When the will is contested, the court may find itself more involved, and everyone involved in the will, along with the estate administrator, will find themselves appearing in court at least once, possibly more.

Estate Management

Once the executor or administrator is appointed, he’ll begin by inventorying the estate.

The creditors will receive notification of the decedent’s death, and if the decedent had assets that were enough to pay the creditors, the estate makes those payments. If the decedent’s assets did not cover the debt, the court approves which creditors get paid.

Once the debt and taxes are paid, any remaining assets are distributed in accordance with the will.

If the decedent only owned a few assets, it’s possible the entire probate process can be avoided by going through a “small estate” administration. This is possible if the value of the decedent’s assets is less than the threshold amount.

If you’ve been appointed administrator or executor of an estate, we are here for you every step of the way.

Three Important Documents to Include in Your Estate Plan

For most of us, creating an estate plan is something that usually gets put off for another time. Yes, estate planning and the circumstances surrounding it are a difficult topic, but necessary. Here, we’ll provide you with some of the most important aspects of estate planning, so you have a better understanding as to why you need to start your estate plan now:

To Start: A Power-of-Attorney

The first document you should have as part of your estate plan is a Power-of-Attorney. This is a legal document that grants another individual the ability to make certain medical or financial decisions on your behalf. Decisions include liquidating assets, managing your insurance and, in the case of a medical power-of-attorney, ensuring you have the medical care you desire.

Next Up: A Living Will

The next thing on your list should be a living will. This is a document that specifically outlines your medical wishes, should you become incapacitated and unable to make those decisions on your own. Decisions include:
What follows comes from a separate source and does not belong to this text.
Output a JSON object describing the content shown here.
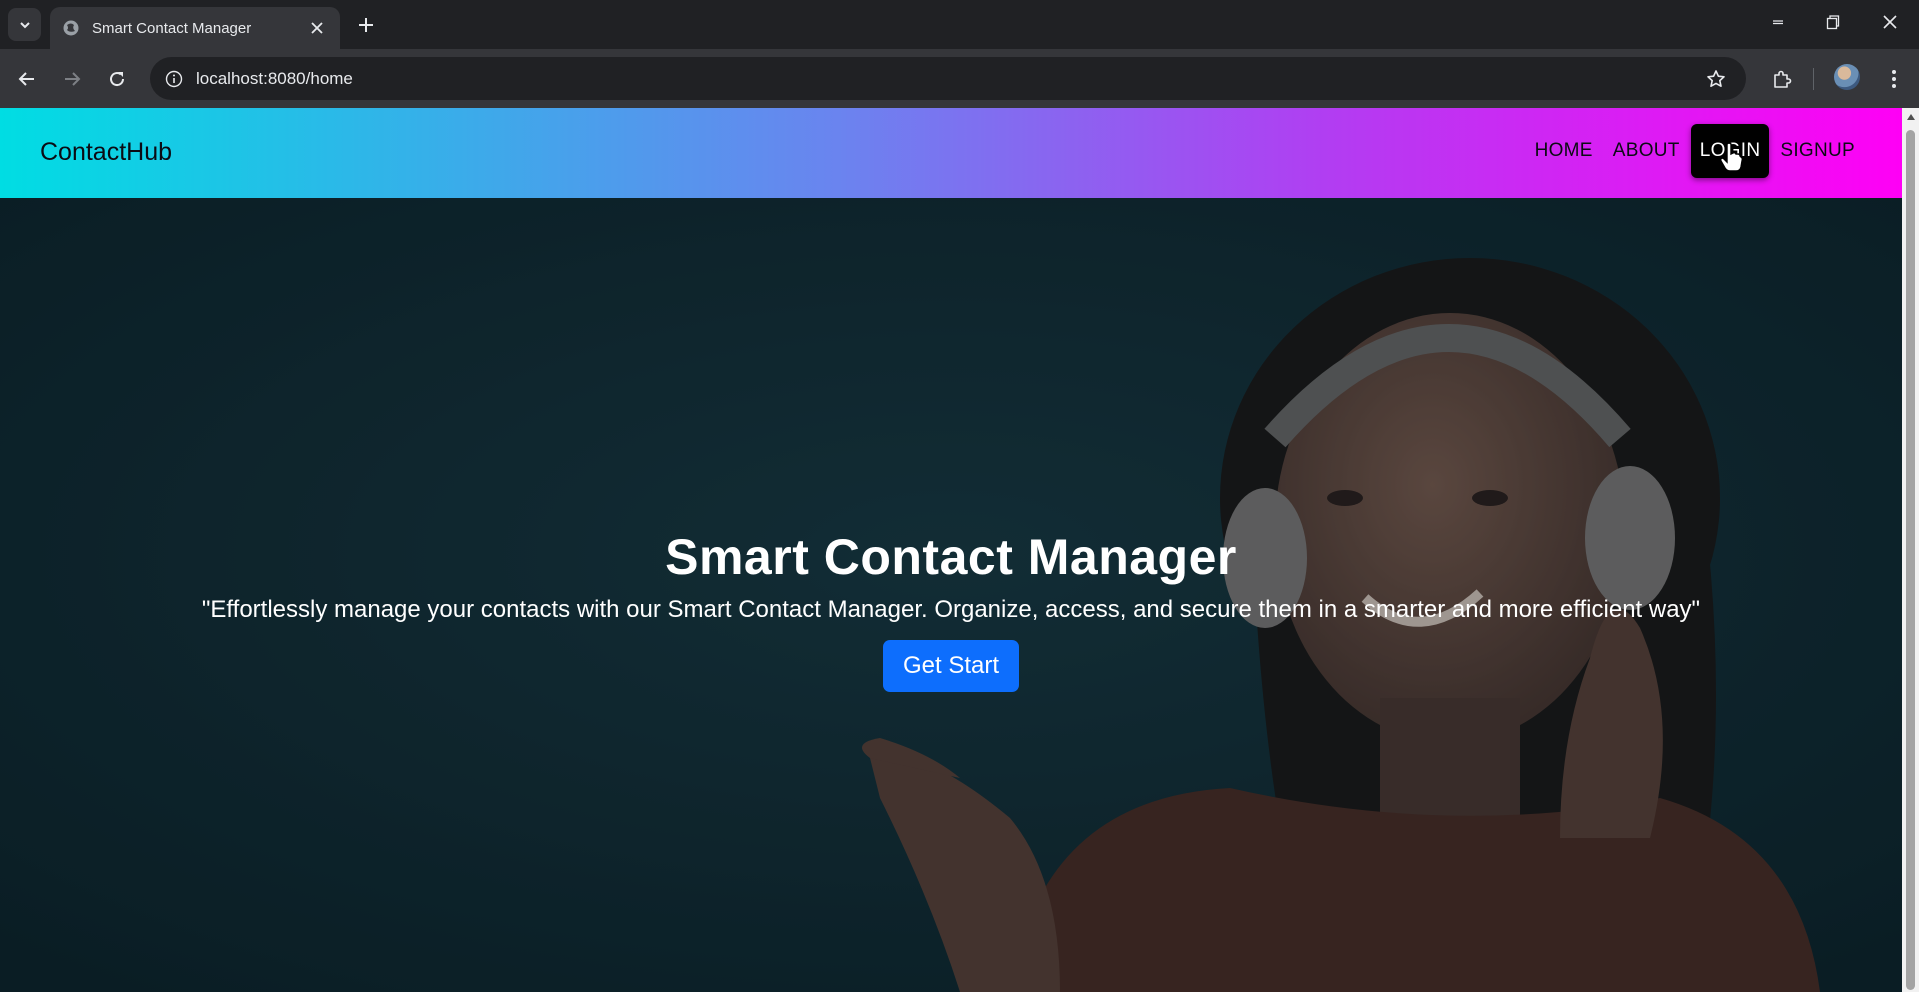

  • Certain life-prolonging treatments, including surgery, medication and blood transfusions.
  • Palliative care or pain relief options.
  • Life support.
  • Administration of water and food (tube feeding).
  • DNR (Do-not-resuscitate) orders.

Number Three: Your Will

Writing a will is a crucial part of estate planning. This document serves two purposes: First, it outlines who receives your assets and property after you’ve passed away. Second, it designates who will be the guardian of any minor children you have. Without a will, a court makes those decisions for you.

For more information on estate planning, contact us.

Your Estate Litigation Problems Can Be Resolved: You Are Not Alone

When clients are going through estate problems, sometimes all they want is for someone to listen to them and understand their problems. Before a solution can be brought forward, the problem needs to be understood first.

People who feel they have been wronged in a situation did not choose to go through this tough time. They are already grieving, so why would they intentionally cause friction and disputes within the family? Unfortunately, these type of situations will arise. Sometimes families cannot avoid

Sometimes families cannot avoid estate litigation. When estate litigation does happen, decisions need to be made carefully and everyone needs to understand the best way to get through the litigation.

When you add an experienced attorney to your team, you will have someone on your side who has seen and heard the same problems you are having. Sometimes children are left out of a will because one parent remarried, and the surviving parent chose not to include the children in the will. Sometimes one child can take advantage of a parent and obtain access to all of the parent’s possessions, and even sells everything.

You may think your problems are too difficult to understand and that no one can give you the help you need. This is not true. When you find the right lawyer to help you in your time of need, you will not have to stress over your problems. You will not have to worry about how this will impact your family because the issues can be resolved.

If you find yourself staring at a difficult estate litigation situation and you need help, do not hesitate to contact us today.